Nikon still has the manual here.
A photo that was on the SD card when I got the camera.
I’ll do a separate “Phound Photos” post. The card had images from 14 Dec 2012 to 11 Jul 2013.
Nikon still has the manual here.
Update 20 Jan 2020:
I emailed SodaStream with two questions. I didn’t save the emails so I can’t quote exactly.
1) Where are the dishwasher safe bottles? If you searched, you got a hit for the bottles at the SodaStream site (they’ve fixed this for the US site, a UK hit still shows up). If you went to their site and browsed for them, there were no dishwasher safe bottles. They answered that they no longer make the bottles. Kudos for fixing the site and for responding honestly and quickly.
2) I asked them to improve the labeling. I don’t know if they will but they wrote that they wanted to keep their customers happy. They asked for my address and sent me two of the correct bottles for free.
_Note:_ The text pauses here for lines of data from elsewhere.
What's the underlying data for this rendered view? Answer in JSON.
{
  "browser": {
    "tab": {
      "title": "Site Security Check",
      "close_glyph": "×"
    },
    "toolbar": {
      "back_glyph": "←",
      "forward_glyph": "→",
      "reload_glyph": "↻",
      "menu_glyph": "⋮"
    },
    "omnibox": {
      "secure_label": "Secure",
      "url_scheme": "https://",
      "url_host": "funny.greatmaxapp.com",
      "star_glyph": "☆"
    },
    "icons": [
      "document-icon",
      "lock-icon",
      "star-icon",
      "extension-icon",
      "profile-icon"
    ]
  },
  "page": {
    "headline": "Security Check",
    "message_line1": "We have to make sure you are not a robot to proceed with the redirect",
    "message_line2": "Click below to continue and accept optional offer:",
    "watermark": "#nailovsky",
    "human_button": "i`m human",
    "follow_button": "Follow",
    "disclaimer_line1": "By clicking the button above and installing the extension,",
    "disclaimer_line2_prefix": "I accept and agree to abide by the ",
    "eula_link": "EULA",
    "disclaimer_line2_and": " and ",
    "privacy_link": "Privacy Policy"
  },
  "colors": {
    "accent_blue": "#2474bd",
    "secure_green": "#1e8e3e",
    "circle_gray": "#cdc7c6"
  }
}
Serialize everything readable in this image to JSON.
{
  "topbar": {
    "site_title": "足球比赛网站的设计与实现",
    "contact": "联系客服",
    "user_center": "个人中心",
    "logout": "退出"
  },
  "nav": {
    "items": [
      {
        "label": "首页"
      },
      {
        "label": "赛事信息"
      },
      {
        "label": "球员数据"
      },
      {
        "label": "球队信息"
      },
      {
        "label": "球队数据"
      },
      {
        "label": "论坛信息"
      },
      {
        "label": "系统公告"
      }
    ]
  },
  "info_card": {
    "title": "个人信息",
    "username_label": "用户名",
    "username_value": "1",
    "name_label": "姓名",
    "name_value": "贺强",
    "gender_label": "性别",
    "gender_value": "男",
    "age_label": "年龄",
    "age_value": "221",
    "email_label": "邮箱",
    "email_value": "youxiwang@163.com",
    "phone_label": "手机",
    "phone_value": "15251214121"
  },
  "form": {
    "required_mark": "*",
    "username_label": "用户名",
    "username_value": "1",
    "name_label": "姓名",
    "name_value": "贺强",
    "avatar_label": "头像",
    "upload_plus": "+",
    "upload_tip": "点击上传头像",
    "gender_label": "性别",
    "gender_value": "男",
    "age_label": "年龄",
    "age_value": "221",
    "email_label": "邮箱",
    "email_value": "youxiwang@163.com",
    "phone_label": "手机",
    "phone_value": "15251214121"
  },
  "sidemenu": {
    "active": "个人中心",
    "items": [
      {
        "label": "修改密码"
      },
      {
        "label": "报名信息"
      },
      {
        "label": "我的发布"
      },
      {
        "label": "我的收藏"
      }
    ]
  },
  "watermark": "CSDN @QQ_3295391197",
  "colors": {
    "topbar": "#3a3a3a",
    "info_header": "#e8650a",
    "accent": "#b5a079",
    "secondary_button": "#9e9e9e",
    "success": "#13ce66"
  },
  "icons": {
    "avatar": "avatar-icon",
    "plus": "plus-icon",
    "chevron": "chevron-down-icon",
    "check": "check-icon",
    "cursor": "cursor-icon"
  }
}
I didn’t even have to pay shipping.
I have no financial interest in SodaStream. I don’t hesitate to nuke companies when they treat me poorly so it’s only fair that I offer praise when I’m treated well.
Back story: I stopped drinking sweetened sodas a long time ago but I still polish off about a liter a day of plain or flavored/unsweetened fizz water. That adds up money-wise and worse, it’s a lot of plastic. Santa Fe has a decent recycling program but it’s at the mercy of the market and it only takes one lazy moron to contaminate the drop-off dumpster and divert a lot of material to the landfill. M had given me a SodaStream Jet a long time ago. I used it for a while, got lazy, and stopped using it. For the new year, I decided to find more ways to reduce my footprint and dug out the carbonator.
Like the Konica Tomato/Pop-10, the brightest f-stop is the only one given in the manufacturer’s literature. Unlike the Tomato, I couldn’t find information on line so I had to do it myself.
If you don’t care how I arrived at these values and trust a random web page, here’s a table:
These values are rounded to the nearest whole stop. YMMV. Not responsible for ruined shots, hives, divorce, or any negative outcome resulting from the use of this information.
The camera is dark gray or black but the LED lights made it look blue.
Trusting that 35mm really is the focal length and f/4 really is the brightest f-stop:
35mm / 4 = 8.75mm diameter with the lens wide open.
The area is what’s important for exposure. Focal length/diameter=f-stop only holds for circular apertures. For most, I treated the shapes like diamonds and used (b x h)/2 for the area. To keep things simple, I cropped in to the edge of the lens and then resized to 875 pixels so 100 pixels is one millimeter. Once I had an approximate area, I used the equivalent circle area to get a diameter. SensorsOne has a great calculator so I could just plug in the area instead of using a calculator and working backwards from area=π r² every time.
With the broken rollers and pinholes in the bellows, I felt like this camera didn’t get a fair shake. This will probably make more sense if you see the original post first.
I had some unopened film in the freezer…
Here’s the film:
I haven’t repaired the bellows so I wrapped it, similar to the job on the Kodak Six-20.
One final note. It’s pan film, as in panchromatic, but the color sensitivities are interesting. And… never mind the cats knocked the balloons off the chair so I can’t map the colors. Any way, the colors are interesting. More testing to come.
I forgot to add it has the standard lighten/darken control around the light sensor.
It was super windy and the old 400mm definitely does not have image stabilization. I got lucky during a short lull.
I’ll try some exposure stacking – bracketing gave me some good sky-dark mountains and the reverse.